▸ **How to complete this task**
Copy word for word each line from the one that has "Give me the" to the last line of the records, with no other lines.

(Excerpts from an interface dataset)
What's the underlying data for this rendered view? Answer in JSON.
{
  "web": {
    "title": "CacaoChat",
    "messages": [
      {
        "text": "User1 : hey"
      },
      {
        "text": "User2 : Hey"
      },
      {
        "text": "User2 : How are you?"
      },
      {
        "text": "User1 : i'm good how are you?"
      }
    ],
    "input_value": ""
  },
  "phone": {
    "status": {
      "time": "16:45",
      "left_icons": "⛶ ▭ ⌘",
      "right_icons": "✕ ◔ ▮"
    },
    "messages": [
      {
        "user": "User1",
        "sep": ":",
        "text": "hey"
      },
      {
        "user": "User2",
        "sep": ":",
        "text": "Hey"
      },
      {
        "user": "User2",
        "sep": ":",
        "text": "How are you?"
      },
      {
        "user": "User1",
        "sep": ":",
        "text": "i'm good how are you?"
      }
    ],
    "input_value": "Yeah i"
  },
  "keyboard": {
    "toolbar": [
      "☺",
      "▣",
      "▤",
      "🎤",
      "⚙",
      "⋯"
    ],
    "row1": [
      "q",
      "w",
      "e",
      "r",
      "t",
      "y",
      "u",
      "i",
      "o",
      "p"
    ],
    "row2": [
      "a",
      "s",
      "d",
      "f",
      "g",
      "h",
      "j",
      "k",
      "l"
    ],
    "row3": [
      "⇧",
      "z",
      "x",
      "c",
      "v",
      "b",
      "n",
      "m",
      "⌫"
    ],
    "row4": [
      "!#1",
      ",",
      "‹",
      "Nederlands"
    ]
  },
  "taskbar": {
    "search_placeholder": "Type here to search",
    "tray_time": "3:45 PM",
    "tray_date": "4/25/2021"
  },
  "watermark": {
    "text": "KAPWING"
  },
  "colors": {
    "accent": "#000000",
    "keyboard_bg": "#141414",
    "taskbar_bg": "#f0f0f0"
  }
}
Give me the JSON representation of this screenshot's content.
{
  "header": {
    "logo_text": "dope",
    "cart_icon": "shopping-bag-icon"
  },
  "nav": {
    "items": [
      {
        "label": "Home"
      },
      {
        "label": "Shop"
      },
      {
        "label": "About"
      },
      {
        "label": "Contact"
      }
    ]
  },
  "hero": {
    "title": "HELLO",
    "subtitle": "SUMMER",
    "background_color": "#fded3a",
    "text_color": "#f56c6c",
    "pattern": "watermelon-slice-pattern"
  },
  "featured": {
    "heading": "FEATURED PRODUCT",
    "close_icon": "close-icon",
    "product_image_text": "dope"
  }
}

▸ **Exercise response**
Give me the JSON representation of this screenshot's content.
{
  "header": {
    "logo_text": "dope",
    "cart_icon": "shopping-bag-icon"
  },
  "nav": {
    "items": [
      {
        "label": "Home"
      },
      {
        "label": "Shop"
      },
      {
        "label": "About"
      },
      {
        "label": "Contact"
      }
    ]
  },
  "hero": {
    "title": "HELLO",
    "subtitle": "SUMMER",
    "background_color": "#fded3a",
    "text_color": "#f56c6c",
    "pattern": "watermelon-slice-pattern"
  },
  "featured": {
    "heading": "FEATURED PRODUCT",
    "close_icon": "close-icon",
    "product_image_text": "dope"
  }
}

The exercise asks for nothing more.